Record labels have many reasons for releasing albums, and profit (or at least avoiding huge losses) is paramount to any label wishing to survive. Road Goes On Forever Records is no different in this respect - survival with a clear conscience seems to us to be more important than releasing yet another uninspired waste of time which cost infinitely more than it is worth.
Neither Jack-E McAuley nor Road Goes On Forever expect that 'Fretwork', an hour-long compilation of the cream of two of his albums from the earlier 1990s, will go multiple platinum, although if it does, we'll all be pretty chuffed. The reason for the release of 'Fretwork' is that it is obviously a wonderful and world-class album, and anyone who thinks otherwise is to be pitied, not criticised.
McAuley's chequered past involves many very famous musicians (see the sleeve note) but he is very definitely not seeking fame by association, especially after a career exceeding 30 years.

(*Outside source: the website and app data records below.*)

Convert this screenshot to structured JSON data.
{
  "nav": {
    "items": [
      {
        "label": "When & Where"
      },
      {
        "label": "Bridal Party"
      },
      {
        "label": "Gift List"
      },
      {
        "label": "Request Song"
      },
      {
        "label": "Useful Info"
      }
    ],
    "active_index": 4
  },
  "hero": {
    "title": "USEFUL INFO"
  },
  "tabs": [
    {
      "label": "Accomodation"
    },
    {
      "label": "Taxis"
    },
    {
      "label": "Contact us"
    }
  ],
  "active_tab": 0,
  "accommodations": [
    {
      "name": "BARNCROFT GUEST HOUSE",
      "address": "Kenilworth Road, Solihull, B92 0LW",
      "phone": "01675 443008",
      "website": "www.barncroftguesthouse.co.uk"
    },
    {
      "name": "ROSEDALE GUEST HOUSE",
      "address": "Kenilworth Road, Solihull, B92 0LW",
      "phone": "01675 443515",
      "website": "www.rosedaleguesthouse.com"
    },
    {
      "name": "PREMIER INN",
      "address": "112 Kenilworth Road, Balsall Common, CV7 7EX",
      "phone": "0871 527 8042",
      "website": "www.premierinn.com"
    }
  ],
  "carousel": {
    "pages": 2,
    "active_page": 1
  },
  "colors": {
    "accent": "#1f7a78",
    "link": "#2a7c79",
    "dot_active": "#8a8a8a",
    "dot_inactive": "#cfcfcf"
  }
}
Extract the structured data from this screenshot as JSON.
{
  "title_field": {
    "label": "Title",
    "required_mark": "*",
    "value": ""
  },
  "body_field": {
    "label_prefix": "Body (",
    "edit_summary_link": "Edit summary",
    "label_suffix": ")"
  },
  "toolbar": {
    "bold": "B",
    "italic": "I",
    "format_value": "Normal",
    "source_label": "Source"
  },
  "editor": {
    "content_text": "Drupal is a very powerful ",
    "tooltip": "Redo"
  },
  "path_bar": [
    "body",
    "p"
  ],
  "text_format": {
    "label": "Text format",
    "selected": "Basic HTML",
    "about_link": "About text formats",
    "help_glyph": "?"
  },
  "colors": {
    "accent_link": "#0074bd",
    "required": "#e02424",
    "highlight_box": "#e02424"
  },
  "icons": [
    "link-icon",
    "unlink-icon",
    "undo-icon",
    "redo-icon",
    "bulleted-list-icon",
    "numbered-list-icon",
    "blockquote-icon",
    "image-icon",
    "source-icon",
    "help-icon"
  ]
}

Fame is probably an afterthought on his priority list; nevertheless, as a guitarist he is the equal of any - ANY - other in the rock era, and as a singer/songwriter, rarely puts a foot wrong, as 'Fretwork' undoubtedly proves.
The album comprises tracks from two original albums. The Poor-Mouth was launched as a group in 1987, initially by McAuley and two other musicians. 'The Poor-Mouth' is also the title of a book by Flann O'Brien which McAuley regards as a work of genius. He explained that a poor-mouth was an Irish expression denoting a person who made excuses rather than repay debts - make of that what you will... Poor-Mouth (the group) soon became a vehicle for McAuley - without apology and with no false pride, he says that he is the leader of the band, and other members tend to be friends with whom he feels on equal terms musically. At various times, these cohorts have included drummer Clive Bunker (an original Jethro Tull member), who was replaced by Howard Tibble (ex-Hank Wangford), bass players Rod Demick (of The Strawbs, etc.) and John Gustafson (Bryan Ferry), saxophonist/flautist Nick Payn (previously with Q-Tips, fronted by Paul Young, and Gary Moore's band), keyboard players Chris Parren (another Strawb) and Don Airey (Ritchie Blackmore), and others. Not famous names, but musicians known to enthusiasts and students of sleeve notes.

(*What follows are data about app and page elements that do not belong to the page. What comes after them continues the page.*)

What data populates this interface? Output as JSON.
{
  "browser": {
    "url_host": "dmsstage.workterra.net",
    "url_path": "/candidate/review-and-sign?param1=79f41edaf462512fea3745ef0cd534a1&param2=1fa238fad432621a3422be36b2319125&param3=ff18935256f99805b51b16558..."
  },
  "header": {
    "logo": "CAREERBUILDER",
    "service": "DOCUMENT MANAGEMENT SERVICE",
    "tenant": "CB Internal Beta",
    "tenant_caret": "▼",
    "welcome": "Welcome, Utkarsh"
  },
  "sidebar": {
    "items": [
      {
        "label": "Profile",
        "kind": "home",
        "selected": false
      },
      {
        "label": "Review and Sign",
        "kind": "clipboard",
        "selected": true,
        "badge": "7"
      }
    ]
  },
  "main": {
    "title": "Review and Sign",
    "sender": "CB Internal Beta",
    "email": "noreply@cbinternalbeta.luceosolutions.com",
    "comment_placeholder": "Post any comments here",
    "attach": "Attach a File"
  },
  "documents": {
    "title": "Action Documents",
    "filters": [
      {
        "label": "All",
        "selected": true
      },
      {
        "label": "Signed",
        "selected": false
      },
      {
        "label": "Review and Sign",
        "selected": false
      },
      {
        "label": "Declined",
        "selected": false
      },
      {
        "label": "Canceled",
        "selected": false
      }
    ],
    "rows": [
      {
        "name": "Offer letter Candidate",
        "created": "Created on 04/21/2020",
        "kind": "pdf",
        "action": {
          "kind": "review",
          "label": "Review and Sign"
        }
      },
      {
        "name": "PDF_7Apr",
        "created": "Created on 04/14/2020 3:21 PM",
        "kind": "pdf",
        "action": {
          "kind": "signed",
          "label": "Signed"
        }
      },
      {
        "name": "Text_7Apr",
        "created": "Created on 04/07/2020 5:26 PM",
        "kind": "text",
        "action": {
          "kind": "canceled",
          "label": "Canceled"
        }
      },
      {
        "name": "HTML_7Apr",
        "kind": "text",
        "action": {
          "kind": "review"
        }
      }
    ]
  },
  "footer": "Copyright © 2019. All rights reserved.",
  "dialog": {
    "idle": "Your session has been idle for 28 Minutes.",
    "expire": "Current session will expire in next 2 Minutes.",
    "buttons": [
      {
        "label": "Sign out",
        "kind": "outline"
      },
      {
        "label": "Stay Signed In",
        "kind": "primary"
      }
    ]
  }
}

In 1990, an independent album was released by McAuley under the name of The Poor-Mouth: 'Gael Force' was his second album (nearly 20 years after his first), and appeared on his own label, Breaking Records, and was mainly available at Poor-Mouth gigs. With contributions from many of the names mentioned above, and featuring all original material, it was state of the art Celtic R&B, fronted by McAuley mainly on guitar, but also as lead vocalist, keyboard player, composer and producer. The album was later released on CD by an early incarnation of Road Goes On Forever Records but is long deleted.
In the spring of 1996, the idea of re-issuing this magnificent masterpiece was discussed. Coincidentally, Jack-E was playing a gig at North Finchley's prime music pub, 'The Torrington', soon afterwards, where he handed over a copy of 'Headspin', a CD he had released in 1993, which was never widely distributed in record shops but mostly sold on gigs. 'Headspin' is also an excellent album, so the original idea changed to releasing a 'Best Of' incorporating tracks from both 'Gael Force' and 'Headspin' (which Jack-E calls "his solo album").
The result is 'Fretwork', over an hour of breathtaking Celtic R&B music which deserves to be heard and admired by many more than the 6,000 or so fans who already cherish one (or both) of the original albums. Road Goes On Forever Records is very proud to release what, by any standards, is an incredible album.